The Ston Easton association is extensive over Lower Lias limestone in the Vale of Glamorgan and is also found in the eastern Mendips and the Forest of Dean. It consists mainly of fine silty over clayey typical argillic brown earths on limestone (Ston Easton series). Thin shale partings are usually present in the limestone sequence. Profiles are stony and seldom deeper than 60 cm and are decalcified in the fine earth. The upper profile consists of a greyish brown topsoil over a yellowish brown horizon of silty clay loam. Below is a clayey, yellowish brown or strong brown argillic horizon which rests on and often infills cracks in the limestone bedrock. In places, often where the soils are deeper than 60 cm the clayey subsoil is reddish and these soils are classed as paleo-argillic brown earths (Nordrach series). Tetbury soils are also present; they, like the Ston Easton series, are typical argillic brown earths but less silty. Argillic pelosols of the Hornton series which are common locally were originally mapped as Sigingstone series. Some profiles have no clay increase with depth and these typical brown earths belong to the fine silty Malham and fine loamy Waltham series. Inclusions of stony calcareous soils less than 30 cm deep are brown rendzinas belonging to the Sherborne series; these were mapped as Somerton series. Similar, but decalcified clayey brown rankers of the Torbryan series occur rarely. In Wales the parent material is of mixed origin, the soils being only partly derived from the strata below. The soils include stones that indicate a contribution from Irish Sea drift. Mineralogical studies suggest some addition of sand blown from coastal dunes, There is also variation in the distribution of soils within the Vale of Glamorgan. Profiles are generally shallower and more clayey in the east, where the Sherborne series is common on ridge crests, while the Nordrach series occurs throughout the Vale as isolated caps on the plateaux.
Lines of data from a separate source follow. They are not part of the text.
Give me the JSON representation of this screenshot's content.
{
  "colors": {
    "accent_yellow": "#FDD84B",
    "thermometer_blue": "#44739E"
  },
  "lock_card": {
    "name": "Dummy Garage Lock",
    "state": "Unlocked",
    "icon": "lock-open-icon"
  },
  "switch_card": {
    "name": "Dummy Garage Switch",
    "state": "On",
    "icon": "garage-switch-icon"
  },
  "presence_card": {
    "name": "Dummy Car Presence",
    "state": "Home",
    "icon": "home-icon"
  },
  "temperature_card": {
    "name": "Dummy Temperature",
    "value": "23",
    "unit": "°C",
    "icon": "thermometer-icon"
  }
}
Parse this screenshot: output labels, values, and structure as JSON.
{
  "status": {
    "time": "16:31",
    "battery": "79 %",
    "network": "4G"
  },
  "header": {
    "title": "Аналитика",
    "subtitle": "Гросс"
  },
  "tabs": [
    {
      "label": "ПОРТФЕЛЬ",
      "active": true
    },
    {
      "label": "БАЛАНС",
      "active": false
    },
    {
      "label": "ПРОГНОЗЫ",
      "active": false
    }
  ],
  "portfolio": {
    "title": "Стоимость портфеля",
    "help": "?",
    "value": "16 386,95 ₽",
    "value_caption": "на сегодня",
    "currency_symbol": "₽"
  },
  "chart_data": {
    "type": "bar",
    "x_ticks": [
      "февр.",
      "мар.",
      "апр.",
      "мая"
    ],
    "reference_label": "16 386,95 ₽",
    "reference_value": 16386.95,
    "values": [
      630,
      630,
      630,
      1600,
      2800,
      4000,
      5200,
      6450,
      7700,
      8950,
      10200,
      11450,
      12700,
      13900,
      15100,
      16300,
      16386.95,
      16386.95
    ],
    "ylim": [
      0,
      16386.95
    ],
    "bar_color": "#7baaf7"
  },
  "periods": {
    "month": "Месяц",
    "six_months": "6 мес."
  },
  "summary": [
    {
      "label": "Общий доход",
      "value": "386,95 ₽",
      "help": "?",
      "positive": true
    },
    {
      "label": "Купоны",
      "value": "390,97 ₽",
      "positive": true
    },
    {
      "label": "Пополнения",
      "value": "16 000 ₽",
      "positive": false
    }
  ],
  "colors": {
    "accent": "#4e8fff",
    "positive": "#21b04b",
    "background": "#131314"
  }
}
In Somerset, where Sherborne series is the main associate soil, the association is confined to small areas of massive, Lower Lias limestone on the northern and southern edges of the Mendips around Ston Easton and East Harrington. West of the Forest of Dean in Gloucestershire, the Ston Easton and Tetbury series, and fine loamy over clayey paleo-argillic brown earths are mapped on Carboniferous limestone south of St Briavels.

Soil Water Regime
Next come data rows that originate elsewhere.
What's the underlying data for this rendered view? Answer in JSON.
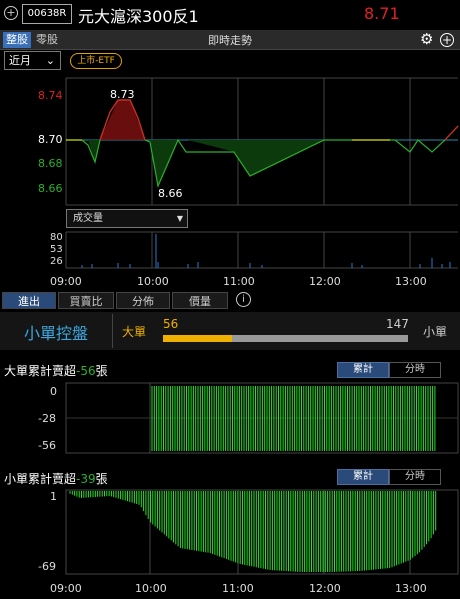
{
  "header": {
    "code": "00638R",
    "name": "元大滬深300反1",
    "price": "8.71"
  },
  "tabs": [
    {
      "label": "整股"
    },
    {
      "label": "零股"
    }
  ],
  "chart_title": "即時走勢",
  "period": "近月",
  "badge": "上市-ETF",
  "price_chart": {
    "y_ticks": [
      "8.74",
      "8.70",
      "8.68",
      "8.66"
    ],
    "high_label": "8.73",
    "low_label": "8.66",
    "volume_label": "成交量",
    "vol_ticks": [
      "80",
      "53",
      "26"
    ],
    "x_ticks": [
      "09:00",
      "10:00",
      "11:00",
      "12:00",
      "13:00"
    ]
  },
  "bottom_tabs": [
    "進出",
    "買賣比",
    "分佈",
    "價量"
  ],
  "control": {
    "title": "小單控盤",
    "big_label": "大單",
    "big_value": "56",
    "small_value": "147",
    "small_label": "小單",
    "big_ratio": 0.28
  },
  "panel1": {
    "title_prefix": "大單累計賣超",
    "value": "-56",
    "unit": "張",
    "y_ticks": [
      "0",
      "-28",
      "-56"
    ],
    "seg": [
      "累計",
      "分時"
    ]
  },
  "panel2": {
    "title_prefix": "小單累計賣超",
    "value": "-39",
    "unit": "張",
    "y_ticks": [
      "1",
      "-69"
    ],
    "seg": [
      "累計",
      "分時"
    ]
  },
  "chart_data": [
    {
      "type": "line",
      "title": "即時走勢",
      "x": [
        "09:00",
        "09:05",
        "09:15",
        "09:25",
        "09:35",
        "09:45",
        "09:55",
        "10:05",
        "10:15",
        "10:25",
        "10:35",
        "10:50",
        "11:00",
        "11:15",
        "11:30",
        "11:45",
        "12:00",
        "12:15",
        "12:30",
        "12:45",
        "13:00",
        "13:10",
        "13:20",
        "13:30"
      ],
      "values": [
        8.7,
        8.69,
        8.7,
        8.73,
        8.73,
        8.7,
        8.69,
        8.66,
        8.69,
        8.69,
        8.69,
        8.69,
        8.675,
        8.68,
        8.685,
        8.69,
        8.7,
        8.7,
        8.7,
        8.69,
        8.7,
        8.69,
        8.7,
        8.71
      ],
      "reference": 8.7,
      "ylim": [
        8.65,
        8.75
      ]
    },
    {
      "type": "bar",
      "title": "成交量",
      "yticks": [
        26,
        53,
        80
      ],
      "note": "volume bars, peak near 10:00"
    },
    {
      "type": "bar",
      "title": "大單累計賣超",
      "ylim": [
        -56,
        0
      ],
      "final": -56
    },
    {
      "type": "bar",
      "title": "小單累計賣超",
      "ylim": [
        -69,
        1
      ],
      "final": -39
    }
  ]
}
All the soils of the association except Hornton series are permeable and well drained (Wetness Class I) and readily absorb winter rain.

Cropping and Land Use

The Vale of Glamorgan with about 1,000 mm of rainfall annually is one of the driest parts of Wales and Ston Easton soils are naturally fertile and highly valued for agriculture. Inland they are used for mixed farming with an emphasis on dairying. More corn, mainly winter wheat and spring barley, is grown in the drier coastal areas. Return to field capacity is in early October in most years and field capacity ends in early May. that on the Ston Easton and other well drained soils the greatest opportunities for cultivation are in the autumn. On the wetter Hornton series only autumn cultivation is advisable. Maximum soil moisture deficits of about 100 mm indicate that all the soils are to some degree droughty for grass particularly those which are shallow. For cereals drought restriction in average years is slight. There is little risk of poaching on grassland except on Hornton series.